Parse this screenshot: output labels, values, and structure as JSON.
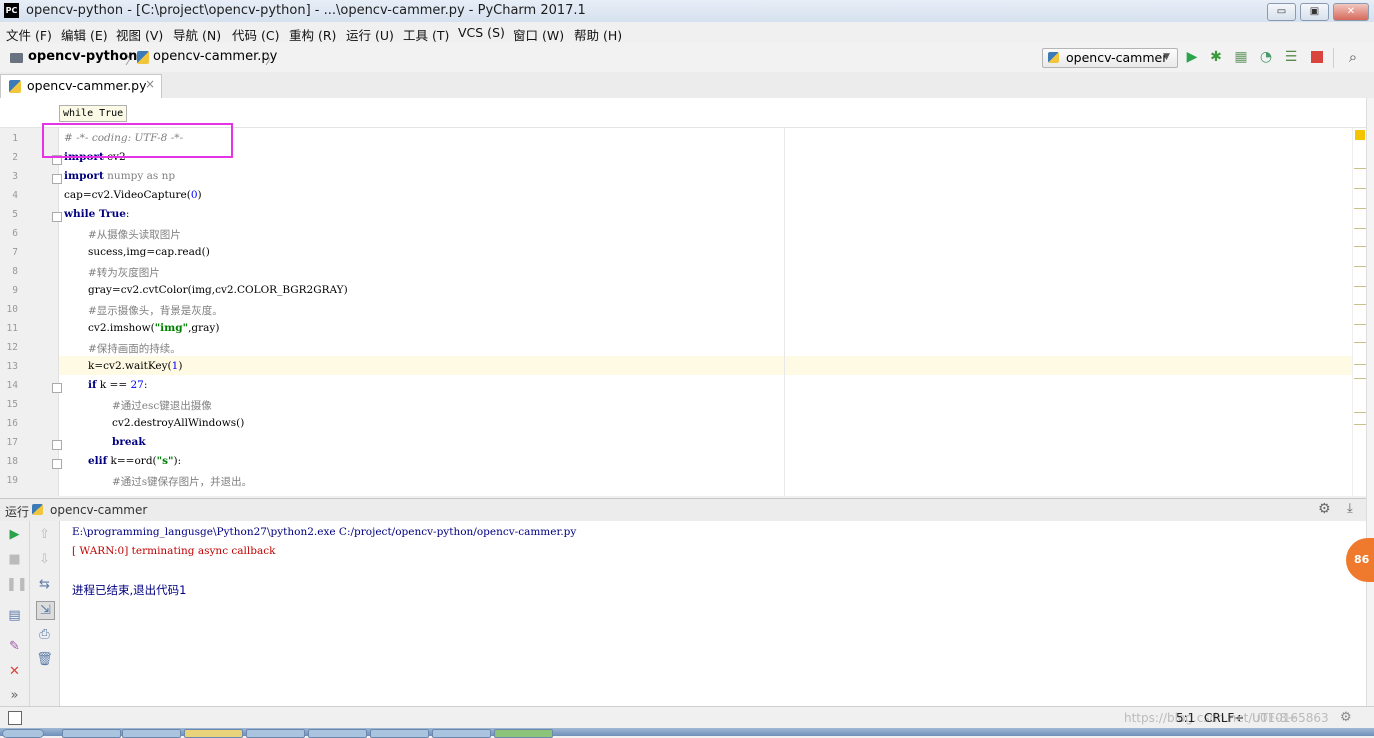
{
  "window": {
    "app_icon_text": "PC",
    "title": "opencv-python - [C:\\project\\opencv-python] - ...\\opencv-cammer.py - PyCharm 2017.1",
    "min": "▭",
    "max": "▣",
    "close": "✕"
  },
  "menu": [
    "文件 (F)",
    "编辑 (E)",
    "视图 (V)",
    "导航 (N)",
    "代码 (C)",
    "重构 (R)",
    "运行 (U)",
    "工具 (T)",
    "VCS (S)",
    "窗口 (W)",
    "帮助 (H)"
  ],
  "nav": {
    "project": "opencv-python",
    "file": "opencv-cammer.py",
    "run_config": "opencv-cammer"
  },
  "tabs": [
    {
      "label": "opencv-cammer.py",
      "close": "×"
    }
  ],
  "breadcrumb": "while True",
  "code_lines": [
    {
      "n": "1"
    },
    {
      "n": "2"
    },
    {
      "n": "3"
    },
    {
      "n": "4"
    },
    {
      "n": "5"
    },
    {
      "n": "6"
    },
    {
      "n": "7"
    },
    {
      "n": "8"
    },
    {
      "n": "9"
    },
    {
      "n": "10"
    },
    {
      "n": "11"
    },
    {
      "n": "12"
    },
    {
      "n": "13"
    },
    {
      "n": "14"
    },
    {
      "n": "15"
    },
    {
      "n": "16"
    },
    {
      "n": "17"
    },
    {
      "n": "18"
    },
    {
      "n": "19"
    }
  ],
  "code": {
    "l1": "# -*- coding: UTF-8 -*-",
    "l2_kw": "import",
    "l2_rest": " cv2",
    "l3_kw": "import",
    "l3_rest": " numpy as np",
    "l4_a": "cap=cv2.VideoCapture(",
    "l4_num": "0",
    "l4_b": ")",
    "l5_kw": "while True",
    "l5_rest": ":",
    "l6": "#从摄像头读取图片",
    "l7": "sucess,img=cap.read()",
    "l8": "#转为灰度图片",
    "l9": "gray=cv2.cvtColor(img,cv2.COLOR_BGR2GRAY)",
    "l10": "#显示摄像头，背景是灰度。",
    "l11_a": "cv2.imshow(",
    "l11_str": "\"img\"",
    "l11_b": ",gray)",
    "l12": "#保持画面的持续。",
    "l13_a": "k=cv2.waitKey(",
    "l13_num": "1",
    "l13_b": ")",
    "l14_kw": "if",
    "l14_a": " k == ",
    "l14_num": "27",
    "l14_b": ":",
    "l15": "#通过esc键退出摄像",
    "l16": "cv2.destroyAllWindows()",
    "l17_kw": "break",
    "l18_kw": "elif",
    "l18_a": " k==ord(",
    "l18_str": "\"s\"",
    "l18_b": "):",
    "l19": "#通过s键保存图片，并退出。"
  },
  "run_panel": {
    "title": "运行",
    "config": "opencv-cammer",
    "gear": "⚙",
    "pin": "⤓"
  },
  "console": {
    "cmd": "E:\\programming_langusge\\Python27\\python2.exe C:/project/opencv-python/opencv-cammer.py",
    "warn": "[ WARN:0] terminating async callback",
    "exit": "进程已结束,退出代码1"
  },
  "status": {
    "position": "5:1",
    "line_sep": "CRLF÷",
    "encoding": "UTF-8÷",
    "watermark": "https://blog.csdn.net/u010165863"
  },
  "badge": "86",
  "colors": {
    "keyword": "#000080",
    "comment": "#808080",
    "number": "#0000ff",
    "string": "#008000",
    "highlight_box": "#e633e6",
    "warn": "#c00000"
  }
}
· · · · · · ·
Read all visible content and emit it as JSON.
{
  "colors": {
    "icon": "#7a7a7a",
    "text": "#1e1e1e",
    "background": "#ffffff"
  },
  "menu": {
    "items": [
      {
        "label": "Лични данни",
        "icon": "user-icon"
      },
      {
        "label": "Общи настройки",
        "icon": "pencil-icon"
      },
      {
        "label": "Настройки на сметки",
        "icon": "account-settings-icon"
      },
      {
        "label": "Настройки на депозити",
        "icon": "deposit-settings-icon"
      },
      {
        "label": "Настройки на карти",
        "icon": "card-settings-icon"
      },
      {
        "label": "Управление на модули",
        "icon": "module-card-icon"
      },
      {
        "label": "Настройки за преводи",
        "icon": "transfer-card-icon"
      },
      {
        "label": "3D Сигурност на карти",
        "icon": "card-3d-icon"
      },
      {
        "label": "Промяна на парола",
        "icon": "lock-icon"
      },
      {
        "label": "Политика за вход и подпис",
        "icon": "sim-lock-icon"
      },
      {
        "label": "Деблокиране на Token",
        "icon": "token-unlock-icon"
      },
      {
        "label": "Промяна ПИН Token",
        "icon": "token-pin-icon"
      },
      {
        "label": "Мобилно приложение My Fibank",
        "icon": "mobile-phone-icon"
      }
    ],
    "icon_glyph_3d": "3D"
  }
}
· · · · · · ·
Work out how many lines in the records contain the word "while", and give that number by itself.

SOLUTION TO THIS TASK
2